_EXERCISE DETAILS_
Wherever a line of the records contains "JSON", copy that line.

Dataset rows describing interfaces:
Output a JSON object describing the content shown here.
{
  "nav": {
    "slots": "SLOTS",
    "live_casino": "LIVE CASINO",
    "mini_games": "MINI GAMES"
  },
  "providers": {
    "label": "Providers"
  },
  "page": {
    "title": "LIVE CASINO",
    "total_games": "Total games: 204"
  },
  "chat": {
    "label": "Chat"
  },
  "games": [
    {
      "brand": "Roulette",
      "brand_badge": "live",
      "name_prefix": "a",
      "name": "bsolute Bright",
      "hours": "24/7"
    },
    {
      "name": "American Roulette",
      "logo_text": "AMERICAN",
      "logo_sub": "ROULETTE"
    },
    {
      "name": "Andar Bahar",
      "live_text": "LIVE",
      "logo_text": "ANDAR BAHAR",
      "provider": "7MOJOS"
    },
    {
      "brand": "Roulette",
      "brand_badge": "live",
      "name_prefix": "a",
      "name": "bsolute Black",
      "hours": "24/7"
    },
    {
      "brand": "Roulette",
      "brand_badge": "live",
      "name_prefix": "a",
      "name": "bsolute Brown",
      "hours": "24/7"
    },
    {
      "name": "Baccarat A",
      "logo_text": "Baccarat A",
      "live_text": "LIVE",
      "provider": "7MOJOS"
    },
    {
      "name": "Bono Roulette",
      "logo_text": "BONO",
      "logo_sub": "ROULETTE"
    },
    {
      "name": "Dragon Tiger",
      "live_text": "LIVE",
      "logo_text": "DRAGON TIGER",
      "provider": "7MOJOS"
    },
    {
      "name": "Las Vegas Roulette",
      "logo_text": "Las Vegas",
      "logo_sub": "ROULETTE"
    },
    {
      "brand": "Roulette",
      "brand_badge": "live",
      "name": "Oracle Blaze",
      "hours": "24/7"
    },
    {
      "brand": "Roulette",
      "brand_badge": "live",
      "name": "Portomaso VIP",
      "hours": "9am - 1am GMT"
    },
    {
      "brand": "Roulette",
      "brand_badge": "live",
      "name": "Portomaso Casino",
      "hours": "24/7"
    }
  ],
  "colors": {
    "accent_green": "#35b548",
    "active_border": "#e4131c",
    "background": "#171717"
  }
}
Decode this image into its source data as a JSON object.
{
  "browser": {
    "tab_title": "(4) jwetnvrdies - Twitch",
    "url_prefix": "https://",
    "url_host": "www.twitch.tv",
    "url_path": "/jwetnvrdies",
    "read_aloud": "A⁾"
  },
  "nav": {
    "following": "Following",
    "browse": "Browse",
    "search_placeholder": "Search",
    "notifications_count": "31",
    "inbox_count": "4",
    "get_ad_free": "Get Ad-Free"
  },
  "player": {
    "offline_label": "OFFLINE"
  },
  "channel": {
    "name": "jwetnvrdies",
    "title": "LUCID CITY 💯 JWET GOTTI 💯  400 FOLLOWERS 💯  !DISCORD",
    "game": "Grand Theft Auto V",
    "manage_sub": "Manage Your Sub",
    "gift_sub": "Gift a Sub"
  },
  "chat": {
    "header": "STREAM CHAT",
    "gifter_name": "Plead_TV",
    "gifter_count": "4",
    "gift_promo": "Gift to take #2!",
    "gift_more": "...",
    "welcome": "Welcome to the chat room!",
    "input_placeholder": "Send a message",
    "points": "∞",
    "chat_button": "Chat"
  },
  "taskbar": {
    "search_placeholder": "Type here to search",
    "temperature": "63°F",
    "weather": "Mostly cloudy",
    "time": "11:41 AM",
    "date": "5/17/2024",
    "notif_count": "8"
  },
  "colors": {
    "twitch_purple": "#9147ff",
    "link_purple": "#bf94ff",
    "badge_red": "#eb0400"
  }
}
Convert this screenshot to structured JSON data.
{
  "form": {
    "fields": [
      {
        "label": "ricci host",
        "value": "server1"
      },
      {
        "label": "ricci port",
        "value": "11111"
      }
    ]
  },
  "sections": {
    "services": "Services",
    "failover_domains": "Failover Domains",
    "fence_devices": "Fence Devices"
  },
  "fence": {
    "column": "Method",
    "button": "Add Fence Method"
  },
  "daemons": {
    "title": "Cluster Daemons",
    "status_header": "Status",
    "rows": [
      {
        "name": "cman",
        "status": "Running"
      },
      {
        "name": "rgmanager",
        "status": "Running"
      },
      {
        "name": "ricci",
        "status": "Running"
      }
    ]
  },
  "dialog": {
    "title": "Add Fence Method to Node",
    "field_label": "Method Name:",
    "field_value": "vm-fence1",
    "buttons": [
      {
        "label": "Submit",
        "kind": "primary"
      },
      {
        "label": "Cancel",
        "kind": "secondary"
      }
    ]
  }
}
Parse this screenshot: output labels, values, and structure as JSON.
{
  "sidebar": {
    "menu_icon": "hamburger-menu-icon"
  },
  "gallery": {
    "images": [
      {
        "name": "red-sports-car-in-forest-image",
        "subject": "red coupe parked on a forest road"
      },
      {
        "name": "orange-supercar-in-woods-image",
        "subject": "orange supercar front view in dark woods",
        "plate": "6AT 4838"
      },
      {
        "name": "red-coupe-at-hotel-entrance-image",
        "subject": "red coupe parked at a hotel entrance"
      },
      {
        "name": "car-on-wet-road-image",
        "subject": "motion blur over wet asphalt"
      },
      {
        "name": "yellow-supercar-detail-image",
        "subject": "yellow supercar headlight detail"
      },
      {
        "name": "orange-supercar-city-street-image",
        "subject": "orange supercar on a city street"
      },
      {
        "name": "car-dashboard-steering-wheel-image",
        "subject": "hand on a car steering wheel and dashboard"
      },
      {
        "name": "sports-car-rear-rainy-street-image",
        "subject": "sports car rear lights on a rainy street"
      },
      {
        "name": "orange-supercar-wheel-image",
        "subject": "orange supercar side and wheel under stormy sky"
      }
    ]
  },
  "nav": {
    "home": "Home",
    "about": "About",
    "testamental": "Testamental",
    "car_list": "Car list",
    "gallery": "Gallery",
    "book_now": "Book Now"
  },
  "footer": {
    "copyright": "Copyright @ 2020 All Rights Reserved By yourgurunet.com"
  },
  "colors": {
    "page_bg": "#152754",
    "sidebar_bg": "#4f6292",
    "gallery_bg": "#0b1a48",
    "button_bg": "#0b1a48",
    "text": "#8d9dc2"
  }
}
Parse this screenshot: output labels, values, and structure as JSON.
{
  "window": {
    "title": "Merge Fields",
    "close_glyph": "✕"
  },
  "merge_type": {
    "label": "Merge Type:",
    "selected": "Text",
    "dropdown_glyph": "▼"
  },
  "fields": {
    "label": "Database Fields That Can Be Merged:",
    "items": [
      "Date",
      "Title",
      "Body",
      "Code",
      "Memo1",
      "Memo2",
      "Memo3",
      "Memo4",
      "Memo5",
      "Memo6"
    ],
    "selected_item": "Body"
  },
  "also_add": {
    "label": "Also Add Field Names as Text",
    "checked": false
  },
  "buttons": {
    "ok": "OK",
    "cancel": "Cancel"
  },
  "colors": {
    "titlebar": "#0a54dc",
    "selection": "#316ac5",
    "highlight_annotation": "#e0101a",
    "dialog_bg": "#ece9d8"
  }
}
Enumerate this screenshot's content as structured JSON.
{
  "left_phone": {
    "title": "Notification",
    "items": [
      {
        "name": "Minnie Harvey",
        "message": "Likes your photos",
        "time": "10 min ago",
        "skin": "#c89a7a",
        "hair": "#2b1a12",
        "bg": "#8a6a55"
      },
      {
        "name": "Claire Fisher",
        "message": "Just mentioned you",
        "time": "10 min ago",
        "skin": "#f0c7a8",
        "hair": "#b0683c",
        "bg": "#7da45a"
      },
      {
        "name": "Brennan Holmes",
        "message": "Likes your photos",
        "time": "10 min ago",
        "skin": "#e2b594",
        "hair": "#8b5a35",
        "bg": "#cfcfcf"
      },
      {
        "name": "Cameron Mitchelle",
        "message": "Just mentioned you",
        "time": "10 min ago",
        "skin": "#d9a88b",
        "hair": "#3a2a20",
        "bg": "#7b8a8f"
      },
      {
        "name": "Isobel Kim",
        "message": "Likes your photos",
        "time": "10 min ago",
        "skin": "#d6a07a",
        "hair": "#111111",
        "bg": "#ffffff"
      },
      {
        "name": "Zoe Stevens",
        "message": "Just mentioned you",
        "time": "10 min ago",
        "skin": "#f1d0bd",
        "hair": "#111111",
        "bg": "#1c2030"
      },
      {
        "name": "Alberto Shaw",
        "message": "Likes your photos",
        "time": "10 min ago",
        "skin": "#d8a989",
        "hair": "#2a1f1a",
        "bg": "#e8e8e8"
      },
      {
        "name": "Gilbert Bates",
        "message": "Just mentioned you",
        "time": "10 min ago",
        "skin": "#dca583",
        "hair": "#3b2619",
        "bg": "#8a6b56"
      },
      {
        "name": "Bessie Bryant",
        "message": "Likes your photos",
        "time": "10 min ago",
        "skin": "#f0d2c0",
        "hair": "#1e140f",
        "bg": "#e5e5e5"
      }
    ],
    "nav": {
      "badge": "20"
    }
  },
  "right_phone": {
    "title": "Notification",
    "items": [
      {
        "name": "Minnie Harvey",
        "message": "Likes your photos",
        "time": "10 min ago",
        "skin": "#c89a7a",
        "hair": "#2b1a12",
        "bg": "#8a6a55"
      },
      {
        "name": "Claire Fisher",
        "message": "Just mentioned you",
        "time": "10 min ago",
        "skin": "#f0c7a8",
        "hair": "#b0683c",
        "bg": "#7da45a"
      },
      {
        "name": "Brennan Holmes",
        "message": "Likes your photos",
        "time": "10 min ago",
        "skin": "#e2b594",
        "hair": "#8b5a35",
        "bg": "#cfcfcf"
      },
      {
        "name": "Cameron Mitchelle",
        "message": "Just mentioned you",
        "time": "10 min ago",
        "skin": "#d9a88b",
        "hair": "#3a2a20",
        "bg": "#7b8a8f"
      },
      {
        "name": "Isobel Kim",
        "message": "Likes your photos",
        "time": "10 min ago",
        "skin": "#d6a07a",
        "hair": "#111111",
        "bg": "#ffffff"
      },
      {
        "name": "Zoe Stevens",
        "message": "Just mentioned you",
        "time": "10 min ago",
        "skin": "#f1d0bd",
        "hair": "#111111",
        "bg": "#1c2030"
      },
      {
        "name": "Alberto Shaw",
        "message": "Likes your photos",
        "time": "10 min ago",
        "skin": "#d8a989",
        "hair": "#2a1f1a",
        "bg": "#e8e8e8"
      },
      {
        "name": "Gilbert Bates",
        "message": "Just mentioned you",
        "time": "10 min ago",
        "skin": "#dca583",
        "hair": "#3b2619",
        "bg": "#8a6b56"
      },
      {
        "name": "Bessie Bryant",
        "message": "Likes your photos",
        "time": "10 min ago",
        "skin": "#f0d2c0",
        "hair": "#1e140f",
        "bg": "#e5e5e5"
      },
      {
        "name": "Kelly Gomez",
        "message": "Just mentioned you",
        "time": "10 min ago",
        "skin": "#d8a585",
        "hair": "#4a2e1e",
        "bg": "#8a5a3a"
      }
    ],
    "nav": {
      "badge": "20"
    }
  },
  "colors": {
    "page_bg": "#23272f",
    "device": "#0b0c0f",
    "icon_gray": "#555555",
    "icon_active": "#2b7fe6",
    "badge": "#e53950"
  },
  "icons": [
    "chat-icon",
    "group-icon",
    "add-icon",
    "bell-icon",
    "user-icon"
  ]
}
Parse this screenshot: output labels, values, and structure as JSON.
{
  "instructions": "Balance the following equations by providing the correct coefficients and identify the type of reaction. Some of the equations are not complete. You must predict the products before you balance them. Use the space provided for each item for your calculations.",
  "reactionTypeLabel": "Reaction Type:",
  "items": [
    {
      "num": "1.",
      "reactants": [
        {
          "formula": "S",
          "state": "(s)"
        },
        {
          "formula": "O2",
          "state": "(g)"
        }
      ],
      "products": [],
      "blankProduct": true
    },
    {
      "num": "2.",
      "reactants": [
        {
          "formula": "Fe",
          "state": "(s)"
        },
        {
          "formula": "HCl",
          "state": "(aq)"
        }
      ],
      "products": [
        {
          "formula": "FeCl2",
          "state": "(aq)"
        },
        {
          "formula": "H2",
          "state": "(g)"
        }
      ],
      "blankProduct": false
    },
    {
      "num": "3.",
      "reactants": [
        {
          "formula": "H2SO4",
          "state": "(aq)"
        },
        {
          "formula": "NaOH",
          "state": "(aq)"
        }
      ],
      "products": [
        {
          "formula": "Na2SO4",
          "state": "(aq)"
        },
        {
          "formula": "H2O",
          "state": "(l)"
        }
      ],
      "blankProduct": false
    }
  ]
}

_REPLY TO THE TASK_
Output a JSON object describing the content shown here.
Decode this image into its source data as a JSON object.
Convert this screenshot to structured JSON data.
Parse this screenshot: output labels, values, and structure as JSON.
Parse this screenshot: output labels, values, and structure as JSON.
Enumerate this screenshot's content as structured JSON.
Parse this screenshot: output labels, values, and structure as JSON.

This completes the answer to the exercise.